Understanding How Anxiety is Created
Humans are the only ones who can turn the stress response on by imagining threatening situations in our minds. When you worry, you are believing the “what if’s” that you tell yourself. Your fear response is activated as if there is real danger. If you were in danger the stress response would help you get out of danger. But without a real threat to deal with, you are left with excess nervous energy and nowhere to put it.
When anxiety is high, you can literally feel like you want to crawl out of your skin. So it’s understandable that most people want to avoid feeling anxious or things that trigger anxiety. In the long run, avoidance reinforces your fear that you can’t handle the situation. Unfortunately, the worry becomes more set in and your self-confidence lowers.
Imagine you are already worried whether or not someone likes you at a dinner party, and you try to get completely calm before going to the party.

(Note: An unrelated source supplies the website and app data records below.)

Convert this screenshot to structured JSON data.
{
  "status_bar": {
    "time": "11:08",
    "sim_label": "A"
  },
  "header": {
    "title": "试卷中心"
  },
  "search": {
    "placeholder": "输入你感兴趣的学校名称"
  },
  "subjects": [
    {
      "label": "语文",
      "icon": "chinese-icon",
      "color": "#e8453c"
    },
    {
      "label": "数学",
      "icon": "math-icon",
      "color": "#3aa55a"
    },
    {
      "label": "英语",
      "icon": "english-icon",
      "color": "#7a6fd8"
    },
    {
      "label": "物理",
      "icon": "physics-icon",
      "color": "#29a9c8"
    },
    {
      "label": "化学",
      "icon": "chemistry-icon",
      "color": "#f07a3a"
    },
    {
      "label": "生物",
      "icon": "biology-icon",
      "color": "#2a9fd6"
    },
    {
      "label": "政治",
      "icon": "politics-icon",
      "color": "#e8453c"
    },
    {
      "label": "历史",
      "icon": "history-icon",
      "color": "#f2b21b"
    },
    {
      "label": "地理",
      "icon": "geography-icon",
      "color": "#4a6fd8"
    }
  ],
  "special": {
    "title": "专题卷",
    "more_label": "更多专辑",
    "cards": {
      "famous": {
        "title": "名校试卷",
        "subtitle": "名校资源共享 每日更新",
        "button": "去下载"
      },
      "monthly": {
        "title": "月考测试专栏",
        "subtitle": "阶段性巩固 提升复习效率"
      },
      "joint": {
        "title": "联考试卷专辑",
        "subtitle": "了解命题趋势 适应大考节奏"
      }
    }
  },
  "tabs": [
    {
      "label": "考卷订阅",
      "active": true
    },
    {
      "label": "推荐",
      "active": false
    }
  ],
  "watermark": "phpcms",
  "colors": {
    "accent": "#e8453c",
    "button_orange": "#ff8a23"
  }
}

Or you avoid going to the party so you can calm your worry. Either way feeling allergic to the anxious feelings and sensations can add to the original worry over time.
“We’ve inherited a lifetime of challenges, it’s not about avoiding it, it’s about finding a way to manage it, and going as far as you can with it.” ~Murray Bowen, MD
So how do you carry on in spite of your fear fantasies when all you want to do is run away from your worry? Most people want to try to calm down first, but that can make you feel anxious about being anxious.By focusing more on your thinking and choices, you can turn nervous feelings into useful energy.
Managing Anxiety By Focusing on Something More
Are you are tired of letting anxiety and worry direct your life or keep you from enjoying life? Here are 5 skills you can practice to show your worry you can carry on in spite of it.
- Focus on thinking more than feelings: People can worry about almost anything and be convinced that their worry is true. It’s important to know the difference between your worry (anxiety = what if) and thinking (fact = what is), so you can choose which one you want to think and act on.
- Focus on choices more than outcome: We are all motivated to eliminate discomfort or seek pleasure. But sometimes the more we focus on wanting to overcome anxiety, the more the anxiety takes hold. Instead focus on what you want to put your mental energy into: thinking about the fear or thinking about your choices.
- Focus on the big picture more than the narrow view: When you worry, you can only see a narrow viewpoint and it’s usually negative. Take a step back and look at the whole picture. Who was involved in the problem you are worried about and what part did they play? Or would anyone be anxious about this stressful situation you are experiencing?
- Focus on tolerating anxiety more than eliminating anxiety: Focus on how long the anxiety lasts before it passes. While it may feel like you can’t handle the anxious feelings, it will pass. Think about how long you have tolerated the anxious feelings. This will help you access a different part of your brain instead of the alarm center that goes off when feeling anxious.
- Focus on goals more than avoidance: It may sound counter-intuitive, but you don’t have to be calm in order to pursue goals. In fact, some anxiety is motivating when we turn it into energy. If the goal is more important than how nervous you feel, then focus on your goal and the steps you will keep taking. Over time, you are proving to yourself that you can harness the energy to pursue your goal even if anxious.
Practicing focusing on something more than the anxiety and worry will boost your confidence over time that you can face challenges. While you may not ever be symptom free, you can rise to the challenges in life and within your mind. And live in spite of the fears by showing your worry you’re in charge.
If you find these cognitive techniques challenging but useful, it can be helpful to consult an objective person, such as a licensed counselor. Someone that won’t add to the anxiety but can coach you toward the personal growth you so desire.
Marci Payne, MA, LPC offers anxiety counseling services for men, women, and teens in Independence MO (and surrounding Blue Springs and Lee’s Summit area). If you want some self-help resources, check out my free e-book: Take Charge of Your Worry: 10 Ways to Manage Anxiety Naturally